#### Task objective:
Each line of the records containing "They" is to be copied out and returned.

[Excerpts from an interface dataset]

------------------------------

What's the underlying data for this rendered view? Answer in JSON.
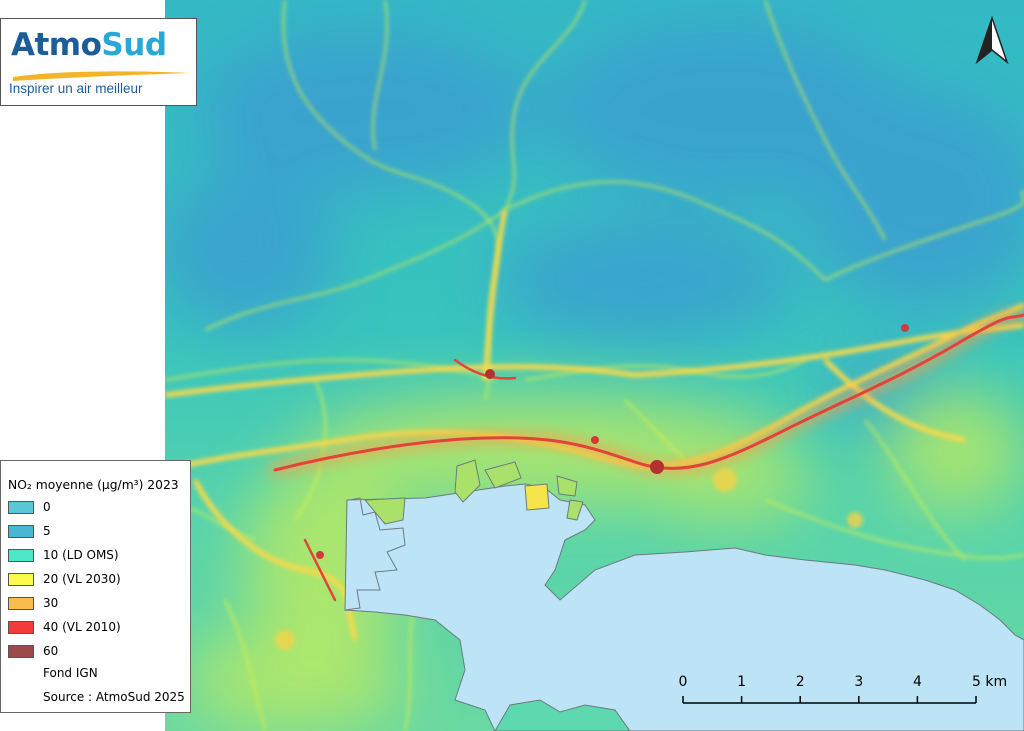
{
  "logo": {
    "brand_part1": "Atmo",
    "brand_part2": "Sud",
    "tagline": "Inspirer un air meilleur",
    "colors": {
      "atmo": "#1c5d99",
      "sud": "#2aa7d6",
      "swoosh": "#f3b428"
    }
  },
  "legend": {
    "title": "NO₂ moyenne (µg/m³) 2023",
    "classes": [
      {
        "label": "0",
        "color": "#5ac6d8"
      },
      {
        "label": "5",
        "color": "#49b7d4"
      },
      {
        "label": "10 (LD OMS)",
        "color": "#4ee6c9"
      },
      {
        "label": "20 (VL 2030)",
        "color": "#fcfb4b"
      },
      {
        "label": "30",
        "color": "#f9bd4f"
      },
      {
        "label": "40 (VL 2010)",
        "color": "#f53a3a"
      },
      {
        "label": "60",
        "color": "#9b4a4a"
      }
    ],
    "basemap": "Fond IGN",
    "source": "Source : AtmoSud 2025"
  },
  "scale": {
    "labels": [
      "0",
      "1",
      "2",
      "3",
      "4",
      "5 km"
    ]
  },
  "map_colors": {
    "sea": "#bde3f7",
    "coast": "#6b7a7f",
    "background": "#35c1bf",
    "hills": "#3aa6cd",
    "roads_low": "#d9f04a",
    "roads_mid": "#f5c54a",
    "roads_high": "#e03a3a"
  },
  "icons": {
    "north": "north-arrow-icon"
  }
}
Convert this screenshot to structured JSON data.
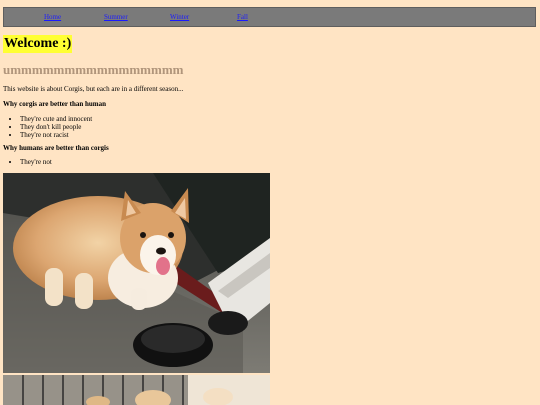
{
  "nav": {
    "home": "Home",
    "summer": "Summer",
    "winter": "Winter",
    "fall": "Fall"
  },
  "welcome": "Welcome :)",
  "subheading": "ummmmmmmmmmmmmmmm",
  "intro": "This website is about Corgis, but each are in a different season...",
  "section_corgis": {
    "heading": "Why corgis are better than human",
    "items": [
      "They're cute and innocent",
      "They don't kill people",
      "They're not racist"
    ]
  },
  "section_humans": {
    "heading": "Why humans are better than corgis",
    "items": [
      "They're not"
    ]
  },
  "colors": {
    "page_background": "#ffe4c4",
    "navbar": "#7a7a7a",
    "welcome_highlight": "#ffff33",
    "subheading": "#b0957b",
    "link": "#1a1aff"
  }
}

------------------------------

#### Solution for this task:
      "They're cute and innocent",
      "They don't kill people",
      "They're not racist"
      "They're not"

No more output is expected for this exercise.